Could you tell us about Koto’s process? What do you think is the most important part of bringing a brand to life?
Any creative process is hard to truly map as the best are pretty responsive and adaptive. We have no set way of working, apart from not rushing the first step, which is getting to know the subject.
Immersing ourselves in brands and their products is essential for us to know we are giving them a solution that works.
It’s not just about our own creative vision, but about understanding how we can bring their brand to life in the myriad of audiences most brands have.
By spending some time at the start to really know the subject it helps us understand what’s right and what’s wrong for them and their aims.

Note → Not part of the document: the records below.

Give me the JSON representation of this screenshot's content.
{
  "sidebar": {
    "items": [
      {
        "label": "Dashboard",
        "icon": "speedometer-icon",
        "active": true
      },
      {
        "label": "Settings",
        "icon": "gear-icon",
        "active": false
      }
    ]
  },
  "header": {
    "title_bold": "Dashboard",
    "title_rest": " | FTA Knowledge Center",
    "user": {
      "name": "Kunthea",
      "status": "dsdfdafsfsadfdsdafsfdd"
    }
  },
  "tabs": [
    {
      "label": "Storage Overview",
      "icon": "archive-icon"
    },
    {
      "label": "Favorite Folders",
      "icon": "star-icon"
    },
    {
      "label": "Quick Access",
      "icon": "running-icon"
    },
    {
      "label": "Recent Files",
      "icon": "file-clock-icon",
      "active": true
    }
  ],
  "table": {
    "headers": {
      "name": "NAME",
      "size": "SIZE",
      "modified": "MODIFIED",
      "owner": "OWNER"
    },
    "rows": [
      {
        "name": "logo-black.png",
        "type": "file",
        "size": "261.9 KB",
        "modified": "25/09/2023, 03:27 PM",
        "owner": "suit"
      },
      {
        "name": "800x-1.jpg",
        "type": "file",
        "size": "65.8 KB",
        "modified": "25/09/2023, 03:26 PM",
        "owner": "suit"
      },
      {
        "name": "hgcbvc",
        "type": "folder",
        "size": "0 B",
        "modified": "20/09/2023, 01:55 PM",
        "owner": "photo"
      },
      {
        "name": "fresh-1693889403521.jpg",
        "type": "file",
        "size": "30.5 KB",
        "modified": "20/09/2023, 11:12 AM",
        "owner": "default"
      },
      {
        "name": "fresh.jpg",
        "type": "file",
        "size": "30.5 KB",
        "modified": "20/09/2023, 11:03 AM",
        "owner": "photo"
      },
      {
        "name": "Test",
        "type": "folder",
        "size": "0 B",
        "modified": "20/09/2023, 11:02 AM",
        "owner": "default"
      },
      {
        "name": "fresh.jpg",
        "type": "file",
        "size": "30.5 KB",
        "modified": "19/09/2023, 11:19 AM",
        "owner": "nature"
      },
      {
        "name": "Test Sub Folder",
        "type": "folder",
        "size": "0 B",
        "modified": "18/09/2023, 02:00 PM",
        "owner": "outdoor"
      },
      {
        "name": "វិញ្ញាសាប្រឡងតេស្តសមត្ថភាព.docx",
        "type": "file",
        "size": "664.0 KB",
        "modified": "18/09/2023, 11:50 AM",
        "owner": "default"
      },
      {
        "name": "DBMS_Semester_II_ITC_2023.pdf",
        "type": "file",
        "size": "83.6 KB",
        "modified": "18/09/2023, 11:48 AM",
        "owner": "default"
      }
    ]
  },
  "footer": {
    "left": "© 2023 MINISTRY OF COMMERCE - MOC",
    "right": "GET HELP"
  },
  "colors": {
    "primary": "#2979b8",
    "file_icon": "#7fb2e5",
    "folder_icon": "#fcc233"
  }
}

Having made a creative solution the client loves it is also very important to work with the teams there to see the work through to it coming out. Having a brand is not printing some posters and making stationery.
It’s integrating it into digital experiences, marketing and all the ways a modern company expresses itself.
What are the biggest changes you have noticed in the last few years when it comes to branding a company or organisation?
Who the client is. In the past we would have worked with the Marketing team in most cases. We now work with a lot of CEOs and Founders who realise their time is well spent on branding and making sure they stand out in very crowded markets.
Lots of teams also now have design teams so the working process is a lot more collaborative and less tractional.
As the Creative Director of a successful branding agency, how do you think young designers can make an impression during a first internship or job?
Focus on having clear ideas about your work.
What you were trying to achieve with each project. Honesty about why it works and what you would change given another go at the brief. Areas for improvement and things you want to learn. We don’t expect or want the finished article and a bit of creative vulnerability is a good thing.
Could you share a few of your go-to creative resources that you use for inspiration? Or are there any other designers, artists or creatives you’re loving at the moment?
Everyone is different, for me personally it’s a mix of books, lots of Tumblr, which even though Yahoo have had a go at ruining it, is still an amazing resource for visual reference.
I tend not to look at other contemporary design too much as you’ll make your work derivative quickly if you’re not careful.
Plus plenty of reading which helps with ideas and strategy and a good grounding for where your work is going to exist in the world.
Do you think it’s important to explore things that are outside of your comfort zone to grow as a creative?
Yes totally. What you put in reflects what you get out. You need new inputs all the time. These can be supplied by travel, finding new artists or just by getting up from your desk. Looking at the same Pinterest board will lead to the same results in the end. Plus it’s boring if you stick to what you know.
Finally, give us five words to describe yourself and your creative style.
Mainly talking instead of drawing.
Anything else you’d like to add?
Don’t do free internships.
Don’t work for arseholes.
Don’t get ahead of yourself.
Don’t take it too seriously.
Big thanks to James for coming in to Shillington London to share Koto’s story and his knowledge with the students, and for talking to us afterwards. Make sure to keep up to date with what Studio Koto are up to through their website and Instagram.
We’ve hosted some of the world’s top creatives, design studios and advertising agencies at Shillington. Check out more interviews from guest lecturers.